# [HOW TO COMPLETE THIS TASK]
Gather all lines in the entries below that include the word "RetryLoadBalancerInterceptor".

(Data about app and page elements)
-.-.-
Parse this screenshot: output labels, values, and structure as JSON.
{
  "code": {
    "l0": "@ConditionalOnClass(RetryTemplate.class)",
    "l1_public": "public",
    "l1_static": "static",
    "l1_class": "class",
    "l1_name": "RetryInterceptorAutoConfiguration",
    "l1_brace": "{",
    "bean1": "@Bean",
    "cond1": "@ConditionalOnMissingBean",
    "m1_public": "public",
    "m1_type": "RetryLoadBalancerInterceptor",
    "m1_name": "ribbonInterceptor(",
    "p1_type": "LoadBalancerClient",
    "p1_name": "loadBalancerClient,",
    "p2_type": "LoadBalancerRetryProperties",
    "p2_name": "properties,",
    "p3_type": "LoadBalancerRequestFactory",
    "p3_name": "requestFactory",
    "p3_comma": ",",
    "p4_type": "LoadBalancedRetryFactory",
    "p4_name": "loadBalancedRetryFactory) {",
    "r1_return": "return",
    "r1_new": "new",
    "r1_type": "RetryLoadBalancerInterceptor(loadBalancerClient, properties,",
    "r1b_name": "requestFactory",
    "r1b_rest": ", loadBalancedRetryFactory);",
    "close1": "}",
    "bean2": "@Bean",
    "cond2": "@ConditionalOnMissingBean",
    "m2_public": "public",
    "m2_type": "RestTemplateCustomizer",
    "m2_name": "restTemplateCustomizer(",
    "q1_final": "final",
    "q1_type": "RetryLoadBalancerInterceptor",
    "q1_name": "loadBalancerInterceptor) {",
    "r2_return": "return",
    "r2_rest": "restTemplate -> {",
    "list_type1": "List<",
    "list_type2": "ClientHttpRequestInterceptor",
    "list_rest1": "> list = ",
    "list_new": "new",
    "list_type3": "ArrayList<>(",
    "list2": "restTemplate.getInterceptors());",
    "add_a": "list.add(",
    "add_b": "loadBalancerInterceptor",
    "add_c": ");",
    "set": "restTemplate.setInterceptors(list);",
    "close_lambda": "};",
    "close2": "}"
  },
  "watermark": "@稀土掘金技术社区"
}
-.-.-
# [TASK OUTPUT]
    "m1_type": "RetryLoadBalancerInterceptor",
    "r1_type": "RetryLoadBalancerInterceptor(loadBalancerClient, properties,",
    "q1_type": "RetryLoadBalancerInterceptor",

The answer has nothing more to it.